Two parallel stories lead up to this turning point. Samuel was the son of Hannah, a woman scripture names as barren. She had prayed for years for a child, promising that if she were given a son, she would give him back to God. A son was born, and when he was old enough to be weaned—maybe five years in those times, she took him to the temple and gave him into the keeping of the Eli, the priest. Samuel grew up in the temple, with Eli taking care of him and teaching him.

The second story is about Eli’s own sons. Priesthood was an inherited in those days, and Eli’s sons were notorious for their corruption and their behavior that flew in the face of all the teachings and laws of Israel. Eli tried to bring his sons into line, but they didn’t change their ways, and Eli gave up any attempt to make them turn away from evil. Eli has given up. He no longer hears the voice of God or has dreams and visions for God’s people

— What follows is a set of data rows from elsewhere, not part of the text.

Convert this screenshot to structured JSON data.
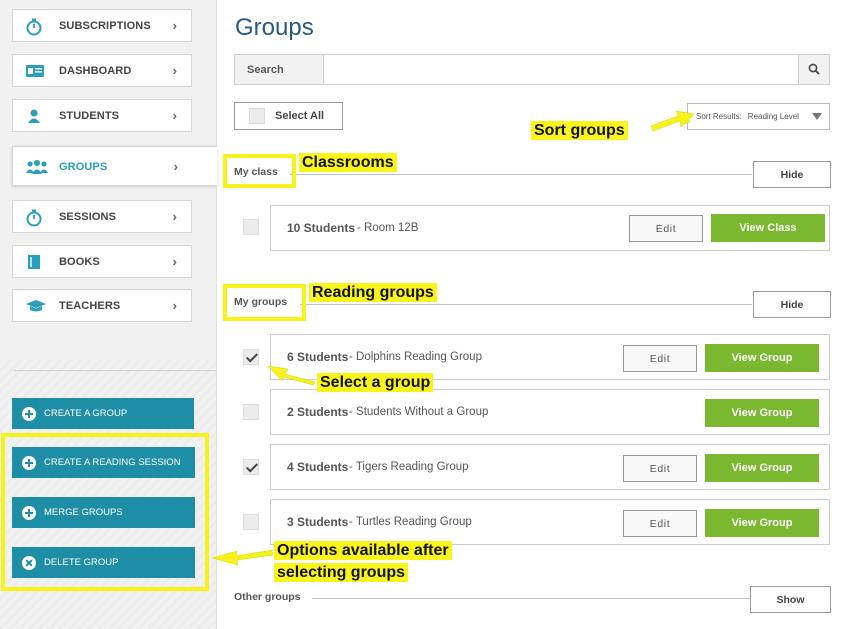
{
  "sidebar": {
    "nav": [
      {
        "label": "SUBSCRIPTIONS",
        "icon": "stopwatch-icon"
      },
      {
        "label": "DASHBOARD",
        "icon": "id-card-icon"
      },
      {
        "label": "STUDENTS",
        "icon": "person-icon"
      },
      {
        "label": "GROUPS",
        "icon": "people-group-icon",
        "active": true
      },
      {
        "label": "SESSIONS",
        "icon": "stopwatch-icon"
      },
      {
        "label": "BOOKS",
        "icon": "book-icon"
      },
      {
        "label": "TEACHERS",
        "icon": "graduation-cap-icon"
      }
    ],
    "chevron": "›",
    "actions": [
      {
        "label": "CREATE A GROUP",
        "icon": "plus-circle-icon"
      },
      {
        "label": "CREATE A READING SESSION",
        "icon": "plus-circle-icon"
      },
      {
        "label": "MERGE GROUPS",
        "icon": "plus-circle-icon"
      },
      {
        "label": "DELETE GROUP",
        "icon": "x-circle-icon"
      }
    ]
  },
  "main": {
    "title": "Groups",
    "search": {
      "tab_label": "Search",
      "value": "",
      "placeholder": ""
    },
    "select_all_label": "Select All",
    "sort": {
      "label": "Sort Results:",
      "value": "Reading Level"
    },
    "sections": {
      "my_class": {
        "label": "My class",
        "toggle": "Hide",
        "rows": [
          {
            "count": "10 Students",
            "name": "Room 12B",
            "checked": false,
            "edit": "Edit",
            "view": "View Class"
          }
        ]
      },
      "my_groups": {
        "label": "My groups",
        "toggle": "Hide",
        "rows": [
          {
            "count": "6 Students",
            "name": "Dolphins Reading Group",
            "checked": true,
            "edit": "Edit",
            "view": "View Group"
          },
          {
            "count": "2 Students",
            "name": "Students Without a Group",
            "checked": false,
            "edit": null,
            "view": "View Group"
          },
          {
            "count": "4 Students",
            "name": "Tigers Reading Group",
            "checked": true,
            "edit": "Edit",
            "view": "View Group"
          },
          {
            "count": "3 Students",
            "name": "Turtles Reading Group",
            "checked": false,
            "edit": "Edit",
            "view": "View Group"
          }
        ]
      },
      "other_groups": {
        "label": "Other groups",
        "toggle": "Show"
      }
    },
    "name_separator": " - "
  },
  "annotations": {
    "sort_groups": "Sort groups",
    "classrooms": "Classrooms",
    "reading_groups": "Reading groups",
    "select_group": "Select a group",
    "options_line1": "Options available after",
    "options_line2": "selecting groups"
  },
  "colors": {
    "accent_blue": "#1e8ea6",
    "title_blue": "#2a5a7f",
    "green": "#7ab92f",
    "highlight_yellow": "#f6f21a"
  }
}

Today’s story begins with Eli sleeping in the temple. The boy Samuel is also sleeping. I always imagine him as on a pallet, perhaps in the innermost part of the temple. Samuel hears a voice calling him, and he immediately goes to Eli. Three times Samuel hears a voice that he believes to be Eli’s summons, and he goes to the old man’s side, only to be told that Eli had not called. After the third time, Eli finally understands that it must be God’s voice that Samuel is hearing. He tells him to go back to bed, to listen for the voice and to respond when he hears the call again. Samuel obeys, and when he hears the call the fourth time, he makes a simple response: “Speak, for your servant is listening.” Samuel listened as God spoke to him, and he obeyed God’s word. Down through the years, he became known as the judge and prophet who brought God’s word back to the people of Israel.

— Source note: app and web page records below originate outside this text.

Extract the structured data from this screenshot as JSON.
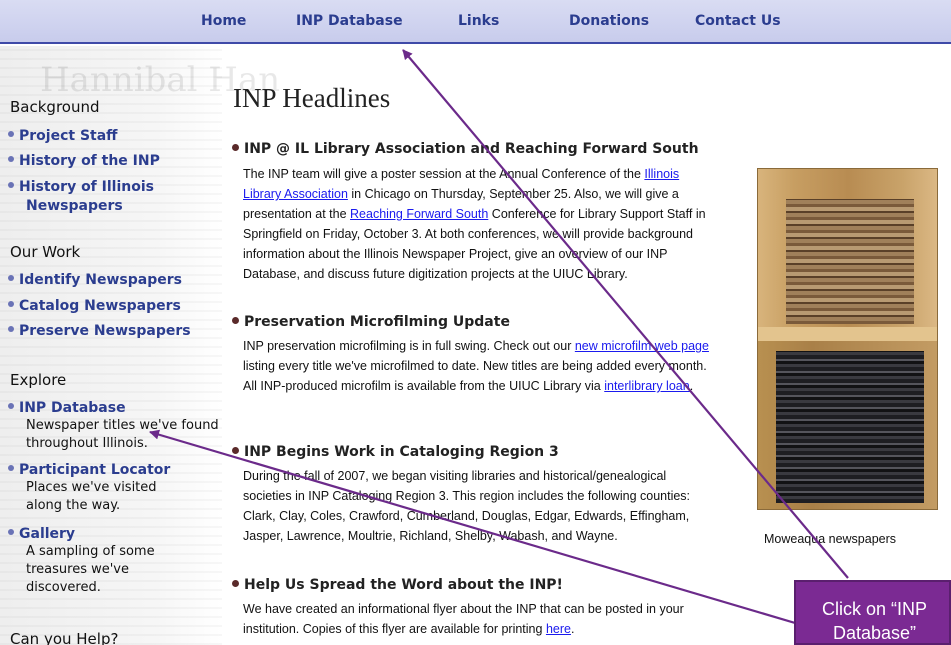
{
  "nav": {
    "home": "Home",
    "inp_database": "INP Database",
    "links": "Links",
    "donations": "Donations",
    "contact_us": "Contact Us"
  },
  "sidebar": {
    "watermark": "Hannibal Han",
    "background": {
      "heading": "Background",
      "items": [
        "Project Staff",
        "History of the INP",
        "History of Illinois",
        "Newspapers"
      ]
    },
    "our_work": {
      "heading": "Our Work",
      "items": [
        "Identify Newspapers",
        "Catalog Newspapers",
        "Preserve Newspapers"
      ]
    },
    "explore": {
      "heading": "Explore",
      "items": [
        {
          "label": "INP Database",
          "desc": "Newspaper titles we've found throughout Illinois."
        },
        {
          "label": "Participant Locator",
          "desc": "Places we've visited along the way."
        },
        {
          "label": "Gallery",
          "desc": "A sampling of some treasures we've discovered."
        }
      ]
    },
    "can_you_help": "Can you Help?"
  },
  "main": {
    "title": "INP Headlines",
    "news": [
      {
        "heading": "INP @ IL Library Association and Reaching Forward South",
        "p1": "The INP team will give a poster session at the Annual Conference of the ",
        "link1": "Illinois Library Association",
        "p2": " in Chicago on Thursday, September 25. Also, we will give a presentation at the ",
        "link2": "Reaching Forward South",
        "p3": " Conference for Library Support Staff in Springfield on Friday, October 3. At both conferences, we will provide background information about the Illinois Newspaper Project, give an overview of our INP Database, and discuss future digitization projects at the UIUC Library."
      },
      {
        "heading": "Preservation Microfilming Update",
        "p1": "INP preservation microfilming is in full swing. Check out our ",
        "link1": "new microfilm web page",
        "p2": " listing every title we've microfilmed to date. New titles are being added every month. All INP-produced microfilm is available from the UIUC Library via ",
        "link2": "interlibrary loan",
        "p3": "."
      },
      {
        "heading": "INP Begins Work in Cataloging Region 3",
        "p1": "During the fall of 2007, we began visiting libraries and historical/genealogical societies in INP Cataloging Region 3. This region includes the following counties: Clark, Clay, Coles, Crawford, Cumberland, Douglas, Edgar, Edwards, Effingham, Jasper, Lawrence, Moultrie, Richland, Shelby, Wabash, and Wayne."
      },
      {
        "heading": "Help Us Spread the Word about the INP!",
        "p1": "We have created an informational flyer about the INP that can be posted in your institution. Copies of this flyer are available for printing ",
        "link1": "here",
        "p2": "."
      }
    ],
    "photo_caption": "Moweaqua newspapers"
  },
  "callout": {
    "text_line1": "Click on “INP",
    "text_line2": "Database”",
    "color": "#7b2a93"
  },
  "colors": {
    "nav_bg": "#c8ccec",
    "link_blue": "#2b3d8f",
    "arrow": "#6b2a8a"
  }
}
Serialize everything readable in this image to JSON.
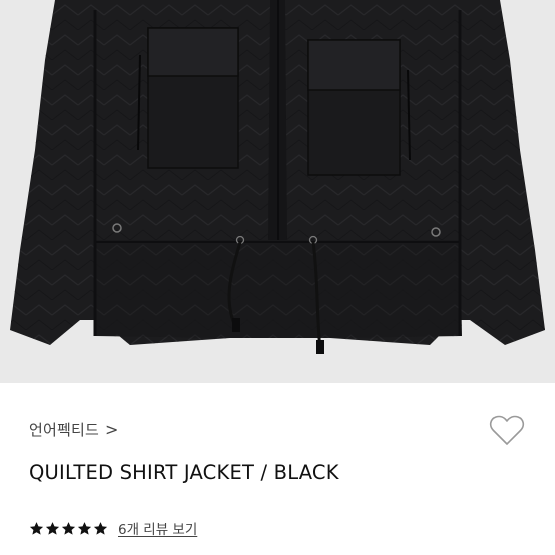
{
  "product": {
    "brand": "언어펙티드",
    "brand_chevron": ">",
    "title": "QUILTED SHIRT JACKET / BLACK",
    "rating": 5,
    "rating_max": 5,
    "reviews_link": "6개 리뷰 보기",
    "image_alt": "Black quilted shirt jacket product photo"
  },
  "icons": {
    "wishlist": "heart-outline-icon",
    "star": "star-icon",
    "chevron": "chevron-right-icon"
  },
  "colors": {
    "star": "#111111",
    "image_background": "#e9e9e9",
    "jacket": "#1c1c1e"
  }
}
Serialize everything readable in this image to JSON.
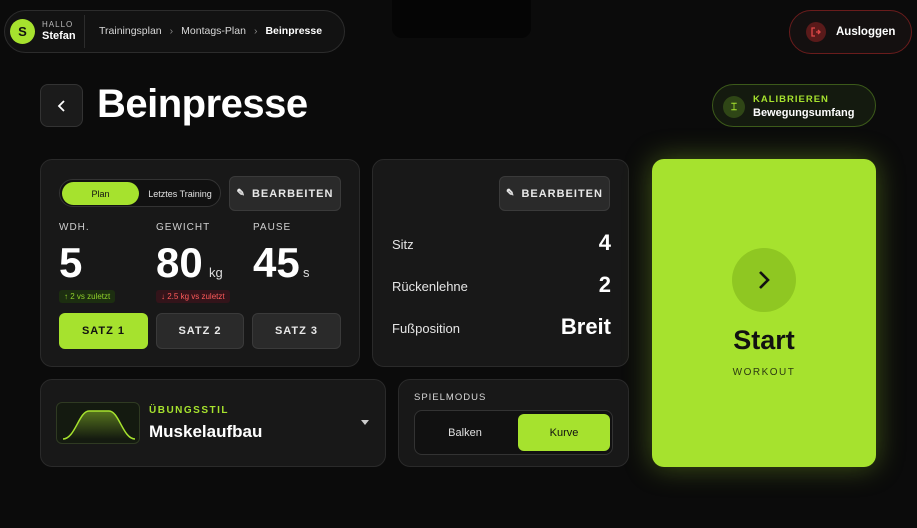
{
  "user": {
    "greeting": "HALLO",
    "name": "Stefan",
    "initial": "S"
  },
  "breadcrumb": {
    "items": [
      "Trainingsplan",
      "Montags-Plan",
      "Beinpresse"
    ],
    "sep": "›"
  },
  "logout_label": "Ausloggen",
  "page_title": "Beinpresse",
  "calibrate": {
    "line1": "KALIBRIEREN",
    "line2": "Bewegungsumfang"
  },
  "plan_card": {
    "tabs": [
      "Plan",
      "Letztes Training"
    ],
    "edit_label": "BEARBEITEN",
    "stats": [
      {
        "label": "WDH.",
        "value": "5",
        "unit": "",
        "delta": "↑ 2 vs zuletzt"
      },
      {
        "label": "GEWICHT",
        "value": "80",
        "unit": "kg",
        "delta": "↓ 2.5 kg vs zuletzt"
      },
      {
        "label": "PAUSE",
        "value": "45",
        "unit": "s"
      }
    ],
    "sets": [
      "SATZ 1",
      "SATZ 2",
      "SATZ 3"
    ]
  },
  "settings_card": {
    "edit_label": "BEARBEITEN",
    "rows": [
      {
        "label": "Sitz",
        "value": "4"
      },
      {
        "label": "Rückenlehne",
        "value": "2"
      },
      {
        "label": "Fußposition",
        "value": "Breit"
      }
    ]
  },
  "start": {
    "label": "Start",
    "sub": "WORKOUT"
  },
  "style": {
    "label": "ÜBUNGSSTIL",
    "value": "Muskelaufbau"
  },
  "gamemode": {
    "label": "SPIELMODUS",
    "options": [
      "Balken",
      "Kurve"
    ],
    "selected": "Kurve"
  },
  "colors": {
    "accent": "#a6e22e",
    "background": "#0b0b0b",
    "logout": "#d33a3a"
  }
}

“The word of the Lord was rare in those days; visions were not widespread.”

Almost sixty years ago, another man heard God’s voice. Tomorrow, we celebrate the life and ministry of the Rev. Dr. Martin Luther King, Jr. His birthday is the 15th, but we celebrate on a Monday so we’ll get a three-day weekend. I don’t know how Dr. King heard his call to ministry. Perhaps the knowing was always there. Perhaps he knew when he was a little boy, sitting in Atlanta’s Ebenezer Baptist Church, listening to his daddy preach—or his granddaddy preaching. Did he hear his call in the Bible verses about God’s justice for the poor and the oppressed? Did he hear his call in the preaching—or was his heart simply moved by the pain he saw in the lives around him?

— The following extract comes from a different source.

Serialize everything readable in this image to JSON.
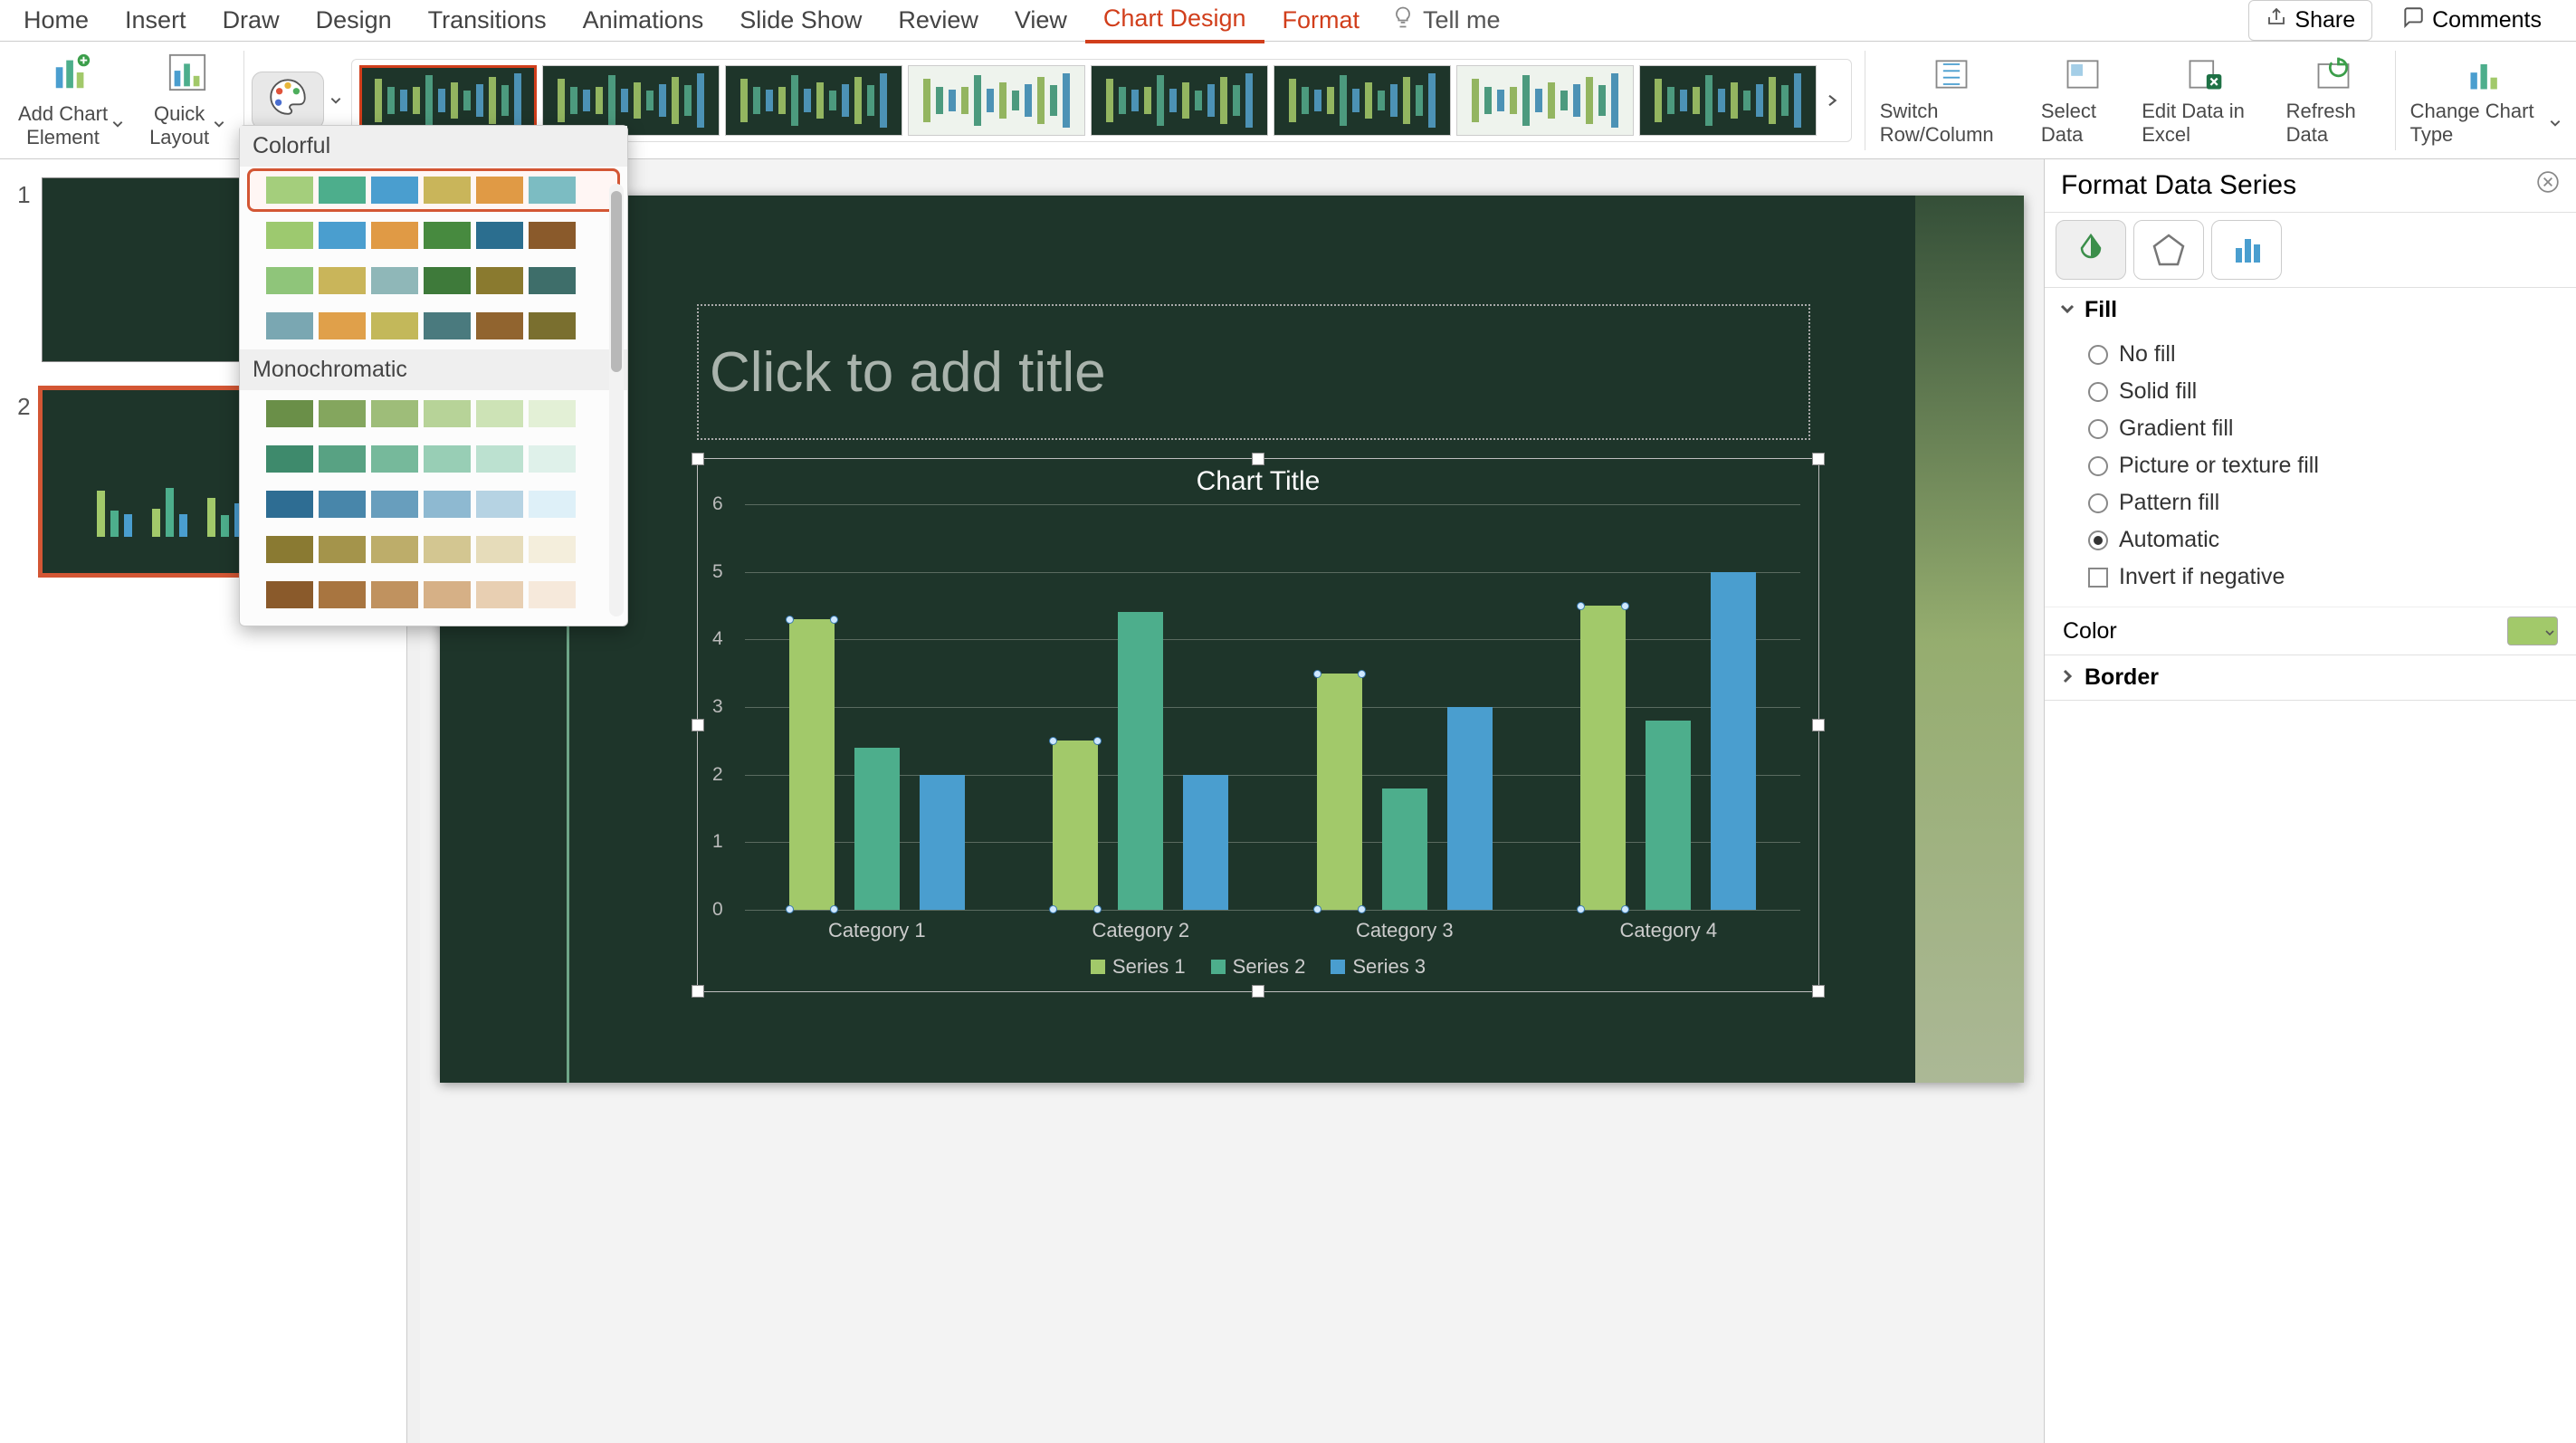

I tend to forget how young Dr. King was. He’s a man of such stature in our history that he seems ageless to me. He began his ministry early, and he made enemies quickly. He told the story of a night in 1957. He was only 28, but he’d already been jailed several times—he was jailed 30 times during his ministry—and the threats and violent actions against him and his family were already part of his life. Late at night, the phone rang. It was another vicious threat. He was alone, and he sat down at the kitchen table and wept—wept from fatigue and fear and the burden of his ministry—and he prayed. He heard God’s voice speaking to him: “Martin Luther, stand up for righteousness, stand up for justice.” And he heard the voice promise never to leave him alone, “-no, never alone.”

Dr. King named the evil in our world. He engaged the evil in this world, he shined the light on it so the whole world could see the shame of our country, and he brought the light of the Gospel—the good news of Jesus Christ to bear against the evil in this country of ours. His ministry was instrumental in the passage of the Civil Rights Acts of 1964, 1965 and 1968. He had a dream—that all people would be treated as children of God—that all children could live into the American dream–that this country could live into our creed all people are created equal. He had a dream, and he worked for that dream, and he lived for that dream, and he died for that dream.

He was killed in 1968—in August. He was 39 years old.

You know what’s coming next.

Samuel and Martin left us a legacy. We are called—each one of us—to continue their work. We are called to name the evil in the world, to bring it into the light of day, to engage the evil in the world, and to bring the light of the Gospel of Jesus Christ to bear upon it.

We don’t know what lies ahead. The way will not always be easy, the way will not always be clear. But we can trust in one thing. No matter what happens, we will never be alone – no, never alone.

Thanks be to God.